Negligent inflection of emotional distress not subject to 'verbal threshold'

In a decision released June 10, 2008, the New Jersey Supreme Court held that a negligent infliction of emotional distress claim, fashioned on the liability set out in Portee v. Jaffee, is independent of the requirements imposed by the Automobile Insurance Cost Recovery Act’s verbal threshold. The Court in Jablonowska v. Suther, determined that the New Jersey Legislature provided no indication in drafting AICRA that it intended to superimpose the permanent injury requirement on Portee claims that happen to involve the use of a motor vehicle. Accordingly, when asserting a claim for negligent infliction of emotional distress in motor vehicle cases, plaintiffs will not have to submit objective medical evidence of a permanent psychological injury. Nor will they have to file a certification of permanency from a physician.

Bill to cap damages pending

On June 11, 2008, the Assembly Judiciary Committee took up a bill that Deputy Majority Leader Joseph Cryan (D-Union) has been pushing for three legislative sessions to cap punitive damage awards in cases where several defendants are determined to share responsibility for a harm.

In such cases, as soon as one defendant reaches a punitive-damages settlement with the plaintiff, that agreed-upon figure will be used to calculate a ceiling on the punitive damages the other defendants may be assessed. For example, should a defendant judged 20 percent liable for a harm agree to pay the plaintiff $100,000 in punitive damages, then the maximum punitive damages the plaintiff could receive would be $500,000, and no defendant would be liable for more than the share of that $500,000 corresponding to his or her comparative liability.

TMWB is monitoring the progress of this important piece of legislation.

Auto carrier must compensate man who slippe don ice and struck head on jack

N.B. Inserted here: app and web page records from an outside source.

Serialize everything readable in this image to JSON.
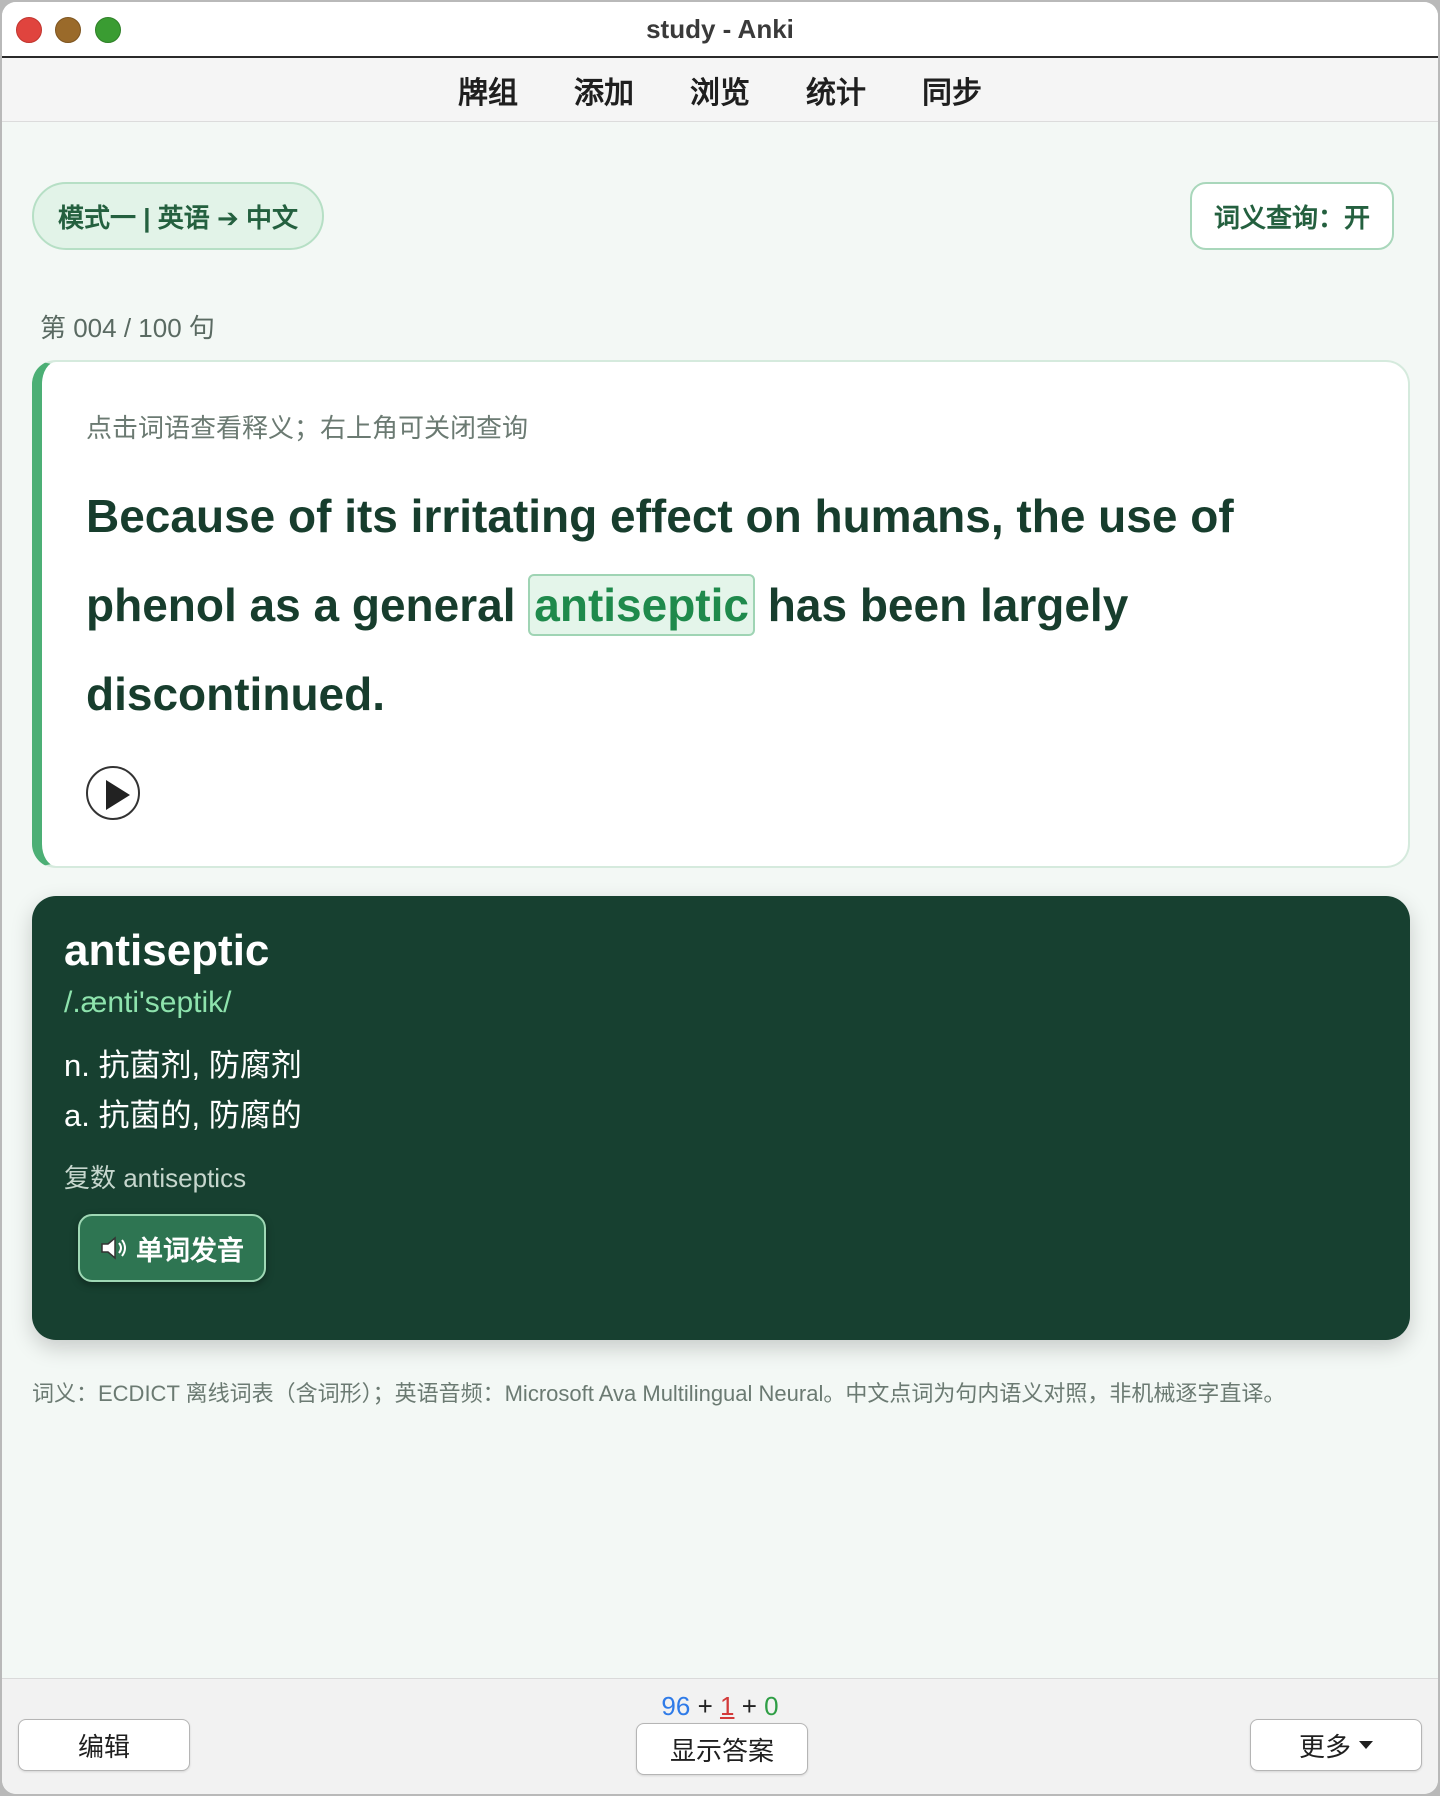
{
  "window": {
    "title": "study - Anki"
  },
  "menu": {
    "items": [
      "牌组",
      "添加",
      "浏览",
      "统计",
      "同步"
    ]
  },
  "mode_pill": "模式一 | 英语 ➔ 中文",
  "lookup_toggle": "词义查询：开",
  "progress": "第 004 / 100 句",
  "sentence_card": {
    "hint": "点击词语查看释义；右上角可关闭查询",
    "before": "Because of its irritating effect on humans, the use of phenol as a general ",
    "highlight": "antiseptic",
    "after": " has been largely discontinued."
  },
  "definition": {
    "word": "antiseptic",
    "phonetic": "/.ænti'septik/",
    "senses": [
      "n. 抗菌剂, 防腐剂",
      "a. 抗菌的, 防腐的"
    ],
    "plural": "复数 antiseptics",
    "pronounce_label": "单词发音",
    "pronounce_icon": "speaker-icon"
  },
  "footer_note": "词义：ECDICT 离线词表（含词形）；英语音频：Microsoft Ava Multilingual Neural。中文点词为句内语义对照，非机械逐字直译。",
  "counts": {
    "new": "96",
    "learning": "1",
    "review": "0",
    "sep": "+"
  },
  "bottom": {
    "edit": "编辑",
    "show_answer": "显示答案",
    "more": "更多"
  },
  "colors": {
    "accent": "#4caf75",
    "card_dark": "#174030",
    "phonetic": "#8ee3ad"
  }
}
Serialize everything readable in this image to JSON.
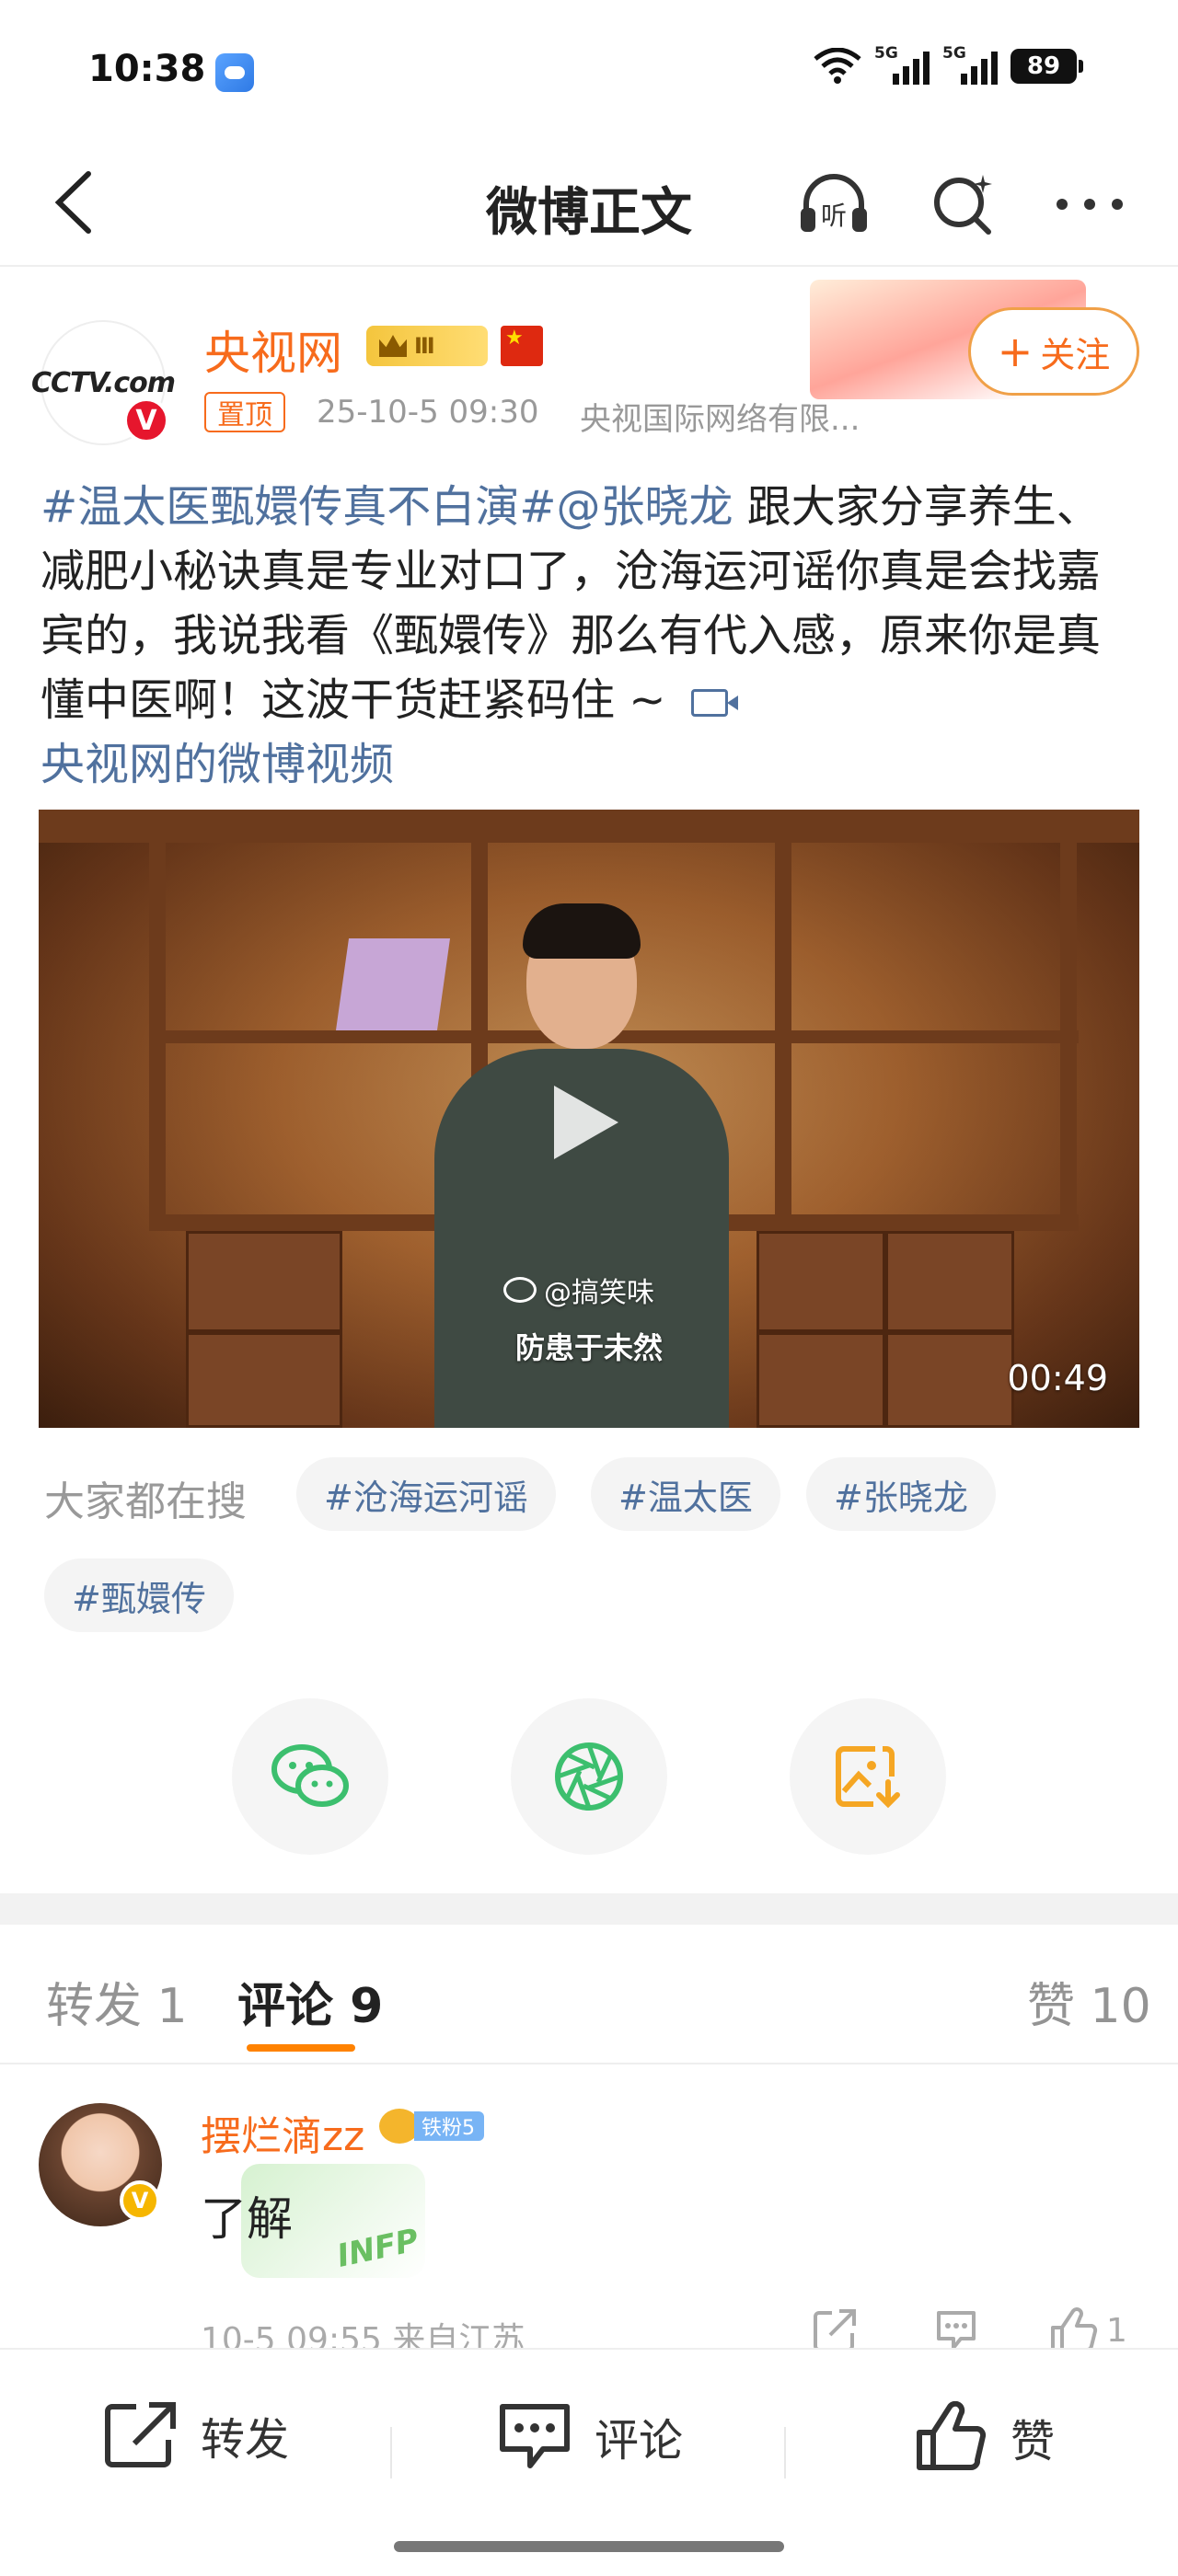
{
  "status_bar": {
    "time": "10:38",
    "network_1": "5G",
    "network_2": "5G",
    "battery": "89"
  },
  "nav": {
    "title": "微博正文",
    "listen_label": "听"
  },
  "author": {
    "name": "央视网",
    "level": "Ⅲ",
    "pinned": "置顶",
    "time": "25-10-5 09:30",
    "source": "央视国际网络有限...",
    "follow_label": "关注",
    "avatar_text": "CCTV.com"
  },
  "post": {
    "topic_1": "#温太医甄嬛传真不白演#",
    "mention": "@张晓龙",
    "body": " 跟大家分享养生、减肥小秘诀真是专业对口了，沧海运河谣你真是会找嘉宾的，我说我看《甄嬛传》那么有代入感，原来你是真懂中医啊！这波干货赶紧码住 ~ ",
    "video_link": "央视网的微博视频"
  },
  "video": {
    "watermark": "@搞笑味",
    "subtitle": "防患于未然",
    "duration": "00:49"
  },
  "search": {
    "label": "大家都在搜",
    "tags": [
      "#沧海运河谣",
      "#温太医",
      "#张晓龙",
      "#甄嬛传"
    ]
  },
  "share": {
    "items": [
      "wechat-icon",
      "moments-icon",
      "save-image-icon"
    ]
  },
  "tabs": {
    "repost": "转发 1",
    "comment": "评论 9",
    "like": "赞 10"
  },
  "comment": {
    "user": "摆烂滴zz",
    "fan_badge": "铁粉5",
    "text": "了解",
    "sticker": "INFP",
    "meta": "10-5 09:55  来自江苏",
    "like_count": "1"
  },
  "bottom_bar": {
    "repost": "转发",
    "comment": "评论",
    "like": "赞"
  },
  "colors": {
    "accent": "#f76b1c",
    "topic": "#50719e",
    "tab_underline": "#ff8200"
  }
}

In Penn National v. Costa, decided April 29, 2008, the Appellate Division reversed the Law Division’s denial of the motion for summary judgment by the defendant/third-party plaintiff homeowner’s insurer and remanded for the entry of judgment for the homeowner’s insurer and against the plaintiff automobile insurer in a coverage action for injuries sustained by the third-party defendant when he slipped on ice and hit his head on the vertical post of the jack being used to replace a tire on his employer’s pickup truck in the employer’s driveway. Because the injuries arose out of the maintenance of an automobile, which fell under an exclusion in the homeowner’s insurance policy, the court held that the auto carrier was required to defend and indemnify the vehicle owner.
This is a published opinion and will constitute binding precedent going forward. It is noteworthy, insofar as the court uncharacteristically enforced a policy exclusion. However, this was most likely due to the fact that alternate coverage was in place.

Joinder of Broker malpractice in coverage claim

In an important decision for E&O carriers for insurance brokers, the Appellate Division has held that even where an insured knows it has a potential malpractice action against its broker, that claim will not be barred by the Entire Controversy Doctrine if it is not brought in connection with a declaratory judgment action to deny coverage procured by the negligent broker. In Media Sciences International v. Beckerman & Co., the court, in keeping with New Jersey’s continuing line of cases which limit the Entire Controversy Doctrine, held that the broker is required to establish by specific facts that it was “substantially prejudiced” by the failure of the insured to join it in the underlying coverage action. Prejudice, the court noted, is primarily demonstrated by showing lack of access to relevant information. Delay alone is not sufficient, nor are “faded witness memories.” Therefore, E&O carriers should beware that the the resolution of a coverage action does not necessarily indicate preclusion of a suit against a broker for malpractice.

Tompkins McGuire, regularly represents numerous industries as well as their insurers in professional malpractice claims. For more information on this case as well as other developments in this area, please contact us.

'Going-and-Coming' rule examined

The Appellate Court reversed the decision of the workers’ compensation judge, finding the “travel-time” exception to the going-and-coming rule does not apply where a salaried employee is reimbursed for gas, tolls, and wear and tear on his vehicle, but was not paid wages for the time of his commute to and from work.

In Scott v. Foodarama, 398 N.J. Super. 441 (App. Div. 2008), the Appellate Division found that the claimant was merely driving to work when the accident happened, and was barred from receiving compensation for injuries sustained on his commute. In other words, the claimant was engaged in his normal commute. The fact that his commuting expenses were paid by the employer did not make the claim fall “within the course of” his employment.

What makes this case notable is that the claimant was actually reimbursed for his commuting expenses by the employer. (Decided February 27, 2008, link to full decision: http://lawlibrary.rutgers.edu/courts/appellate/a3936-06.opn.html)

Defending Employers